Each year, between 4.8 million and 12.7 million metric tons of plastic waste enter the Earth’s oceans. The midpoint estimate is enough to cover 34 Manhattans, and is on par with how much plastic was produced in 1961.
Publishing in the journal Anthropocene, scientists from the Univ. of Leicester and the Anthropocene Working Group have published a study purporting that by the mid-century the Earth’s oceans and land will be buried in an increasing layer of plastic.
“Plastics were more or less unknown to our grandparents, when they were children,” said Jan Zalasiewicz, who teaches palaeobiology at the Univ. of Leicester. “But now, they are indispensable to our lives. They’re everywhere—wrapping our food, being containers for our water and milk, providing cartons for eggs and yogurt and chocolate, keeping our medicine sterile. They now make up most of the clothes that we wear, too.”

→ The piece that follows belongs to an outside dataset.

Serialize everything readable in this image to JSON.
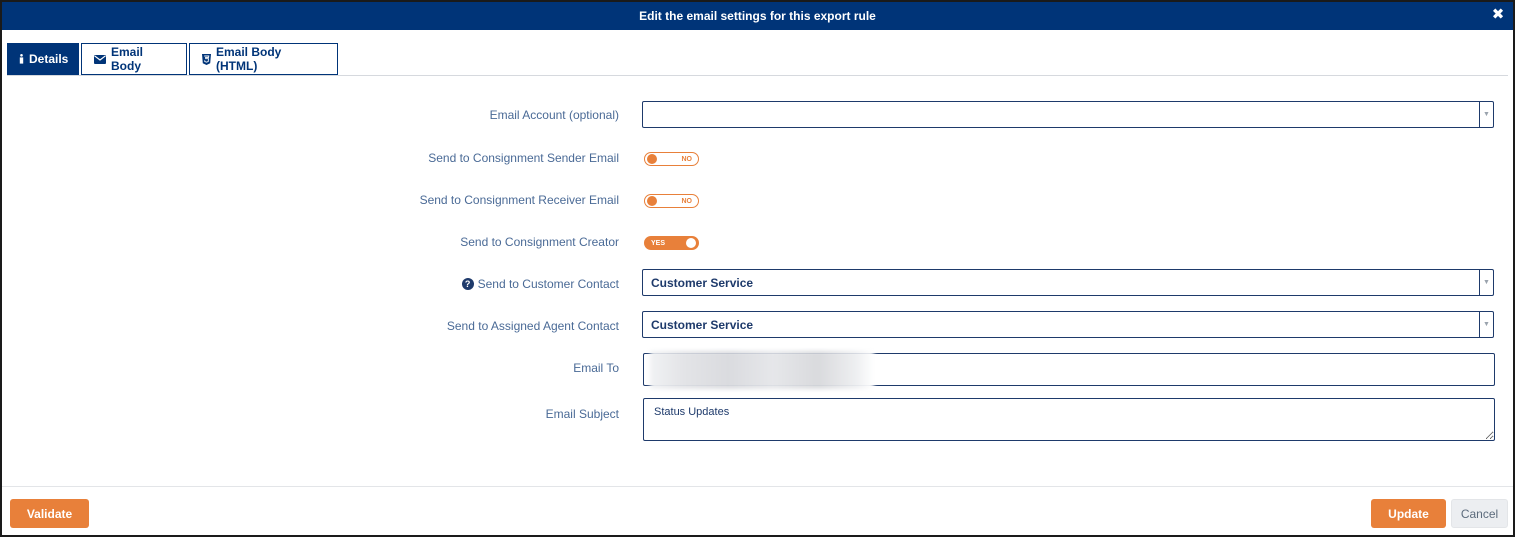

Plastics are abundant, whether as macroscopic fragments or the small microbeads found in soaps. Their presence is an indicator of the Anthropocene, as their remnants are an identifiable geological strata component.
In fact, according to Zalasiewicz, if all the plastic produced in the last few decades was plastic wrap, there would be enough to layer the whole Earth.
“These are dispersed by both physical and biological processes, not least via the food chain and the ‘fecal express’ route from surface to sea floor. Plastics are already widely dispersed in sedimentary deposits, and their amount seems likely to grow several-fold over the next few decades. They will continue to be input into the sedimentary cycle over coming millennia as temporary stores—landfill sites—are eroded,” the researchers wrote.
According to the researchers, buried plastics have a good chance of becoming fossilized. These “technofossils” can persist millions of years into the future, leaving a remnant reminder of a human convenience.
“We have become accustomed to living amongst plastic refuse, but it is the ‘unseen’ contribution of plastic microbeads from cosmetics and toothpaste or the artificial fibers washed from our clothes that are increasingly accumulating on sea and lake beds and perhaps have the greatest potential for leaving a lasting legacy in the geological record,” said co-author Colin Water, of the British Geological Survey.
The Anthropocene Working Group will continue to gather evidence of the Anthropocene Epoch in 2016, which may help determine if the new time unit should be formalized.